■ EXERCISE DETAILS ■
Looking through the entries, count each line where the string "import" occurs, and write only the total.

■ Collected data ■
----------
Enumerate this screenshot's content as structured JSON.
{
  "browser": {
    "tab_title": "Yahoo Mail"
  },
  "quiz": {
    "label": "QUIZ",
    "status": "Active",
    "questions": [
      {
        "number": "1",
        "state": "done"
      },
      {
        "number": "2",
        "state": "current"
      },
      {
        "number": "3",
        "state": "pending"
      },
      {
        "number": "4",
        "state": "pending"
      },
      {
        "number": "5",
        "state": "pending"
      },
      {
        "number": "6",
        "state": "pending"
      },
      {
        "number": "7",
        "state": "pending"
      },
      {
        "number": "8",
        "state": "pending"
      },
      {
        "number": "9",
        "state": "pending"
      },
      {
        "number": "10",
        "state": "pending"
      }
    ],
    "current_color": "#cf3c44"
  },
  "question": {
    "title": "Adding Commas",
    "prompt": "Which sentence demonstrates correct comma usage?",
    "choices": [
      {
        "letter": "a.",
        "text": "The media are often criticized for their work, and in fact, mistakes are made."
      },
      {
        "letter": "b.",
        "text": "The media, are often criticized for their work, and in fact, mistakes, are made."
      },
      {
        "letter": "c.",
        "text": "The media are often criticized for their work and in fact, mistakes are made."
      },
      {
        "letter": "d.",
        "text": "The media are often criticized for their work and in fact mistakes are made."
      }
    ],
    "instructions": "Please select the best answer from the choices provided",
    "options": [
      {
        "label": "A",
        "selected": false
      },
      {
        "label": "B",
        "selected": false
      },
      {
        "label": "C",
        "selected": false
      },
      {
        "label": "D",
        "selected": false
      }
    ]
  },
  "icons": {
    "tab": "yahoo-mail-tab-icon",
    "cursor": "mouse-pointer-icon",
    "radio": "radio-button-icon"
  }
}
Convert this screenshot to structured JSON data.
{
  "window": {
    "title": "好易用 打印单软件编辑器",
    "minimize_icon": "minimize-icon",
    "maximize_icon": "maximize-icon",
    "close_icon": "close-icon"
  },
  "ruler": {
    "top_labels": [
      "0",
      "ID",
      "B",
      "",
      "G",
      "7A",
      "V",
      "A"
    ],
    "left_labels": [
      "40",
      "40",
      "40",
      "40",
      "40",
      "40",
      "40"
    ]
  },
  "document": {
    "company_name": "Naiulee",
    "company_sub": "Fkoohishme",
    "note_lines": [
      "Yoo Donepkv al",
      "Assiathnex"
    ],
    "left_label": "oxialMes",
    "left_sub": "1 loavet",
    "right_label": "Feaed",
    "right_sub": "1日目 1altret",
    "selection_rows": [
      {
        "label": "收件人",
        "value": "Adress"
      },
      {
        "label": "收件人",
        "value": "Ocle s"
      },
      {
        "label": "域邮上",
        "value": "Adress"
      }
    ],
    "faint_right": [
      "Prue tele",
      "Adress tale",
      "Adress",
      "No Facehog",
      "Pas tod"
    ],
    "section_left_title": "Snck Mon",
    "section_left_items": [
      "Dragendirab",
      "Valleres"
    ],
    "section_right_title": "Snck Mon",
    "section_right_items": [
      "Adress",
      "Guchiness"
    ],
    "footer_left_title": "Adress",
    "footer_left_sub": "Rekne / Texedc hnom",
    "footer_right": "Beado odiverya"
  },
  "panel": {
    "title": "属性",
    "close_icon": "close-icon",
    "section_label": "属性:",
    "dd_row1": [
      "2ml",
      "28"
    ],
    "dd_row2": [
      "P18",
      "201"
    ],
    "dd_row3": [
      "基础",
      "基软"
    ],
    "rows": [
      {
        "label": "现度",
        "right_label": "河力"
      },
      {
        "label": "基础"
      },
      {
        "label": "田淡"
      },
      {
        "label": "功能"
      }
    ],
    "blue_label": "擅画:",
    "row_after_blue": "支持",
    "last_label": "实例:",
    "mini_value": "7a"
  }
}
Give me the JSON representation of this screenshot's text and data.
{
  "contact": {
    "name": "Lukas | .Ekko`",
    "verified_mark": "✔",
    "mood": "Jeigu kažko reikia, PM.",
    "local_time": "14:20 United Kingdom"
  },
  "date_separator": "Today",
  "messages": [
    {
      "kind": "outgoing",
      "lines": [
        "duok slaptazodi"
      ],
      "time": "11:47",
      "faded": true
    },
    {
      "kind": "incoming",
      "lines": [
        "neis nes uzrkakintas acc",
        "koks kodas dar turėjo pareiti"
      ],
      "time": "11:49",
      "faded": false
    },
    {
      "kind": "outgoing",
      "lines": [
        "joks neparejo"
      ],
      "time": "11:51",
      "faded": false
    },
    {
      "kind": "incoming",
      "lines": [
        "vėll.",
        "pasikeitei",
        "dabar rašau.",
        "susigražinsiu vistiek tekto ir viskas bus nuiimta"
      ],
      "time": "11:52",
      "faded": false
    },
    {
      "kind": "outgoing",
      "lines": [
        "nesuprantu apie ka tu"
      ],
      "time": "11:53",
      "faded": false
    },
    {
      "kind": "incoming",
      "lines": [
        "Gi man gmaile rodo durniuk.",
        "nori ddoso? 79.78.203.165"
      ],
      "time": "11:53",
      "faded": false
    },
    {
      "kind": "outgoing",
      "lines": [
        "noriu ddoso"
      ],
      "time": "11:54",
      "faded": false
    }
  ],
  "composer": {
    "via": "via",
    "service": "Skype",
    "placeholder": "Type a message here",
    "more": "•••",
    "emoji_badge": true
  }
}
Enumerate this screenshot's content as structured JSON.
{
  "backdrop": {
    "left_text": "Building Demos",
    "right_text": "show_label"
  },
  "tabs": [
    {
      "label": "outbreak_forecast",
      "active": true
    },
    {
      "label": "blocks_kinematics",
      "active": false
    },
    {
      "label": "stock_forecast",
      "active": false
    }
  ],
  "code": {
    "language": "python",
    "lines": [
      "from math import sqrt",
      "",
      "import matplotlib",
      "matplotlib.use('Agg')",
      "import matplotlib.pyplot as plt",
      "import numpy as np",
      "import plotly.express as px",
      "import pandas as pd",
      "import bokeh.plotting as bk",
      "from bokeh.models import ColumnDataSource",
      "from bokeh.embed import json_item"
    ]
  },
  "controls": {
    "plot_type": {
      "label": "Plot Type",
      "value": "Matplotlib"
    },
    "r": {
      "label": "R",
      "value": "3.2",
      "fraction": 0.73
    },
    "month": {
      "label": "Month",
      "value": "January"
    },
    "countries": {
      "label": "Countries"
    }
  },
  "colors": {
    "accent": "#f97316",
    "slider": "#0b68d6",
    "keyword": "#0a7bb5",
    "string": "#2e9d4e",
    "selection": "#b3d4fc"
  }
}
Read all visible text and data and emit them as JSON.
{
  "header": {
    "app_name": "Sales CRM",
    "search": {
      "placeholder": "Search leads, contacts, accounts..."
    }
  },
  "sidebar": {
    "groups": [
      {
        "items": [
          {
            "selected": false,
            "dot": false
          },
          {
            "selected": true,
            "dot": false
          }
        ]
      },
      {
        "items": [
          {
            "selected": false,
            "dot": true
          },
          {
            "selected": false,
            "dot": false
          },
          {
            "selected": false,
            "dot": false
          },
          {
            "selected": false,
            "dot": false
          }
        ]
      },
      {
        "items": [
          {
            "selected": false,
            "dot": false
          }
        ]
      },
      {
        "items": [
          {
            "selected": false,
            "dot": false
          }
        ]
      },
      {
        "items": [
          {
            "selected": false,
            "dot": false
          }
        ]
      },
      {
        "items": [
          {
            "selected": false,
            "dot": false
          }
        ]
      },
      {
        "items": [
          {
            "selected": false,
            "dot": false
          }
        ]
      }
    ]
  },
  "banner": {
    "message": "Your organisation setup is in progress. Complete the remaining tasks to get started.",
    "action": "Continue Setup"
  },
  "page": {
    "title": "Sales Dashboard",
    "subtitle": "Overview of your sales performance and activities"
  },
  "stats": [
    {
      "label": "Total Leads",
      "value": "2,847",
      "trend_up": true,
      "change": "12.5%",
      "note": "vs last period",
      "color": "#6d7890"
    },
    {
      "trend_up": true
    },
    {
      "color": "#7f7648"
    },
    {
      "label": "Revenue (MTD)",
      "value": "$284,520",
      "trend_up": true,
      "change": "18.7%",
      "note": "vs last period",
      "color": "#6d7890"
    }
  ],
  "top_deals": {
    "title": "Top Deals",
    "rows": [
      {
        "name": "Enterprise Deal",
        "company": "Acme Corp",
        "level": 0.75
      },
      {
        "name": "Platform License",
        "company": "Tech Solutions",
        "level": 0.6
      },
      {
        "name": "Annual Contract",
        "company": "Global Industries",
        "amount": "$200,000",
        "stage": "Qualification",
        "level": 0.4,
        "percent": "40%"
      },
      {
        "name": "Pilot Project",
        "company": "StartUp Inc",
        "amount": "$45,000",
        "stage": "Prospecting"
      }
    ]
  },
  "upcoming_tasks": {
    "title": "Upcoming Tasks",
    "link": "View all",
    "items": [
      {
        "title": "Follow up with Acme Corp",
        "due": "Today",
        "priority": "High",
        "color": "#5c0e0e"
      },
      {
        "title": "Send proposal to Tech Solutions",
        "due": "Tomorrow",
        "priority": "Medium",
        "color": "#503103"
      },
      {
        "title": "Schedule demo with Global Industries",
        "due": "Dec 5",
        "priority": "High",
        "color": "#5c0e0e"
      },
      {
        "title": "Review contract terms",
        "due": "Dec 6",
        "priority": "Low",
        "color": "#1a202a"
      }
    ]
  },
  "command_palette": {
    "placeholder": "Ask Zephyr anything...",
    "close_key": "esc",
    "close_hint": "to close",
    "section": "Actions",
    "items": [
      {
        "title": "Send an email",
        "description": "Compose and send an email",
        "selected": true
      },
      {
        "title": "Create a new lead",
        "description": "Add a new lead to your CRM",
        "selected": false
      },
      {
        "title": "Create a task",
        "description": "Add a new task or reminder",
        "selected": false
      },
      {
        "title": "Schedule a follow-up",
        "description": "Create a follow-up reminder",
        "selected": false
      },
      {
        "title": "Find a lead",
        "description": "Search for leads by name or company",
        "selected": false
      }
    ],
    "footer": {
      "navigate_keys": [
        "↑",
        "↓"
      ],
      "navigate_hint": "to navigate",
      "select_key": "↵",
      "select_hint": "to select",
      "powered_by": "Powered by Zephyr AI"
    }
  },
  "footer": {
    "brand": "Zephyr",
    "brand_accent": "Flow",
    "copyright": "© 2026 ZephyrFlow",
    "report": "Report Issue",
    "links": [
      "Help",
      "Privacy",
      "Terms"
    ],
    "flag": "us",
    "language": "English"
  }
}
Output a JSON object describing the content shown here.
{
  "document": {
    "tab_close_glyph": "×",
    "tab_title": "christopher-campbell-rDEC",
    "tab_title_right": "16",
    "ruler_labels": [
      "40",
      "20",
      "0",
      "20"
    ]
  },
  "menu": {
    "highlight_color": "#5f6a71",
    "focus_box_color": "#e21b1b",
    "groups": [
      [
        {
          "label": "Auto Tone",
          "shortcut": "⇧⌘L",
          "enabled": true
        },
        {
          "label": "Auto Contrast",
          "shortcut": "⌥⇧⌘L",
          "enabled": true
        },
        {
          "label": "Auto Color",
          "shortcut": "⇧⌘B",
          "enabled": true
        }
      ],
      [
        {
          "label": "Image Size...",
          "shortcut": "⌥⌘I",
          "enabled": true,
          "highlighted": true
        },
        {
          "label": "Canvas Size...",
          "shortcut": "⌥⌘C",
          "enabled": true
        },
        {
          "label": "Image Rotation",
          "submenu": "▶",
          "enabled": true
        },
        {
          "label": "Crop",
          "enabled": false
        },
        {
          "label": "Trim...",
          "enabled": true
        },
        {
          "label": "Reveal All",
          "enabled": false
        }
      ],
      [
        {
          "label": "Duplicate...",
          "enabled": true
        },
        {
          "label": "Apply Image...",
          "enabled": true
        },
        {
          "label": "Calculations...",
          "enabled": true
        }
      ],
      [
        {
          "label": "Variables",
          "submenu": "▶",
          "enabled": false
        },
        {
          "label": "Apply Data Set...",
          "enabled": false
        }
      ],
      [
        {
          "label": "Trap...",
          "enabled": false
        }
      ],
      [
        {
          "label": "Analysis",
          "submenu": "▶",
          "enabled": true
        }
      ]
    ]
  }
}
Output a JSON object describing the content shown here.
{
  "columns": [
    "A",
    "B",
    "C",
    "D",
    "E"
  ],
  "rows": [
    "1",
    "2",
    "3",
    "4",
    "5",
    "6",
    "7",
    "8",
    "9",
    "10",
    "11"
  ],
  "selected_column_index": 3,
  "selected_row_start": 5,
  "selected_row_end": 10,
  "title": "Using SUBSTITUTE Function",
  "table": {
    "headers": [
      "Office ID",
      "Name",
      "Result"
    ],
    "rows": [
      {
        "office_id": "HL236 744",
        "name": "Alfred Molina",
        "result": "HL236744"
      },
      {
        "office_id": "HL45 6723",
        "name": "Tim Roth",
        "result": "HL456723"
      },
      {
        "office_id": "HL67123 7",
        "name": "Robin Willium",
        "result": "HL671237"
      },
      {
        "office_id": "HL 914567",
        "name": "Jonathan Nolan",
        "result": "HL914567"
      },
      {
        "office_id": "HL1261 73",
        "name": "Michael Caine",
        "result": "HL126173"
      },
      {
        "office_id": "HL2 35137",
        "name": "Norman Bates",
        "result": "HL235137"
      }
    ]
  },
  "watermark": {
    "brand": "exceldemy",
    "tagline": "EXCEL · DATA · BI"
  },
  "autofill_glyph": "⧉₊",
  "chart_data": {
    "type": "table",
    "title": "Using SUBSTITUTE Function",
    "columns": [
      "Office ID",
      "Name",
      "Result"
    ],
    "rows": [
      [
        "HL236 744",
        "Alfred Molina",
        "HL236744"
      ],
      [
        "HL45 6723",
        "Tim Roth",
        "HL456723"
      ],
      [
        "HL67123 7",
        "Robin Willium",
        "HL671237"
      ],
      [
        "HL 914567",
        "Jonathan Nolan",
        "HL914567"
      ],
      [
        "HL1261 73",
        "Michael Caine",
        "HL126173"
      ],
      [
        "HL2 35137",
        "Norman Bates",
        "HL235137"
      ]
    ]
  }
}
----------
■ ANSWER FOR THIS EXERCISE ■
9